After two weeks of negotiations, discussions on carbon markets took such a bad turn that seeing no agreement was actually a relief. We came here asking for urgent action and several countries only offered accounting tricks and cover for climate inaction. These loopholes are nothing but a way of cheating the planet and betraying the people.” Gilles Dufrasne, Policy Officer with Carbon Market Watch

Climate Finance and Loss and Damage

“The most significant discussions relating to financing mechanisms for climate change adaptation surrounded the climate finance goal and the related issue of long-term climate finance (LTF). The LTF workstream (which monitors progress towards scaling up of climate finance) is due to end in 2020. Most of the functions of the LTF are already replicated under the Paris Agreement, but with the US expected to withdraw from the Agreement, some parties saw merit in extending the LTF. The goal of mobilizing $100 bn annually by 2020 (for both mitigation and adaptation) was also discussed – with questions asked about whether it should be revised or extended. The outcomes of these discussions were unsatisfactory, with negotiators unable to agree even on when they should take a decision on the LTF agenda. This reflects the real concerns that the $100bn target will be missed this year, and points to very tricky negotiations in Glasgow on the issue.” Acclimatise

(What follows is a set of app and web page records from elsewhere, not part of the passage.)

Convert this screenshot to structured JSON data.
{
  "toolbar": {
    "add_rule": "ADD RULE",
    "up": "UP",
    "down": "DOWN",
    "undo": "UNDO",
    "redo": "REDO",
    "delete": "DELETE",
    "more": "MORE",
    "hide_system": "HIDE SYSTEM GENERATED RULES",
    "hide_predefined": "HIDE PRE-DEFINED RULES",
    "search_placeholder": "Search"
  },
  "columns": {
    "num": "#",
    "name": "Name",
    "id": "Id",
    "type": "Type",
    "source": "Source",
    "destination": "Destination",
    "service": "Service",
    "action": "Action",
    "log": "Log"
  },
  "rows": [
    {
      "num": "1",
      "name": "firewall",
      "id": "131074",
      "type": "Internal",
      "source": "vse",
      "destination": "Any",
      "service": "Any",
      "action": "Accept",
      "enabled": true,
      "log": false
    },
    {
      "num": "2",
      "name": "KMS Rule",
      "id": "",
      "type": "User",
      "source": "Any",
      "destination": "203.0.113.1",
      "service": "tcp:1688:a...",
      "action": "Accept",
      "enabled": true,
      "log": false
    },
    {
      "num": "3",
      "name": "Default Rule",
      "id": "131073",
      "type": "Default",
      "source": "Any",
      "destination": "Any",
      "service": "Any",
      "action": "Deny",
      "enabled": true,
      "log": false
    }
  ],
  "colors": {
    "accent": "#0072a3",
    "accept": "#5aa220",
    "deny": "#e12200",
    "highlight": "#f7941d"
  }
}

“Developed countries failed to provide sufficient assurance that they would mobilize adequate and predictable finance for vulnerable countries to respond to climate impacts. This resulted in acrimonious negotiations on loss and damage finance and on how to assess progress on the goal of mobilizing $100 billion a year in climate finance by 2020. The door remains open for more progress on these issues in the future.” Helen Mountford, Vice President for Climate and Economics, World Resources Institute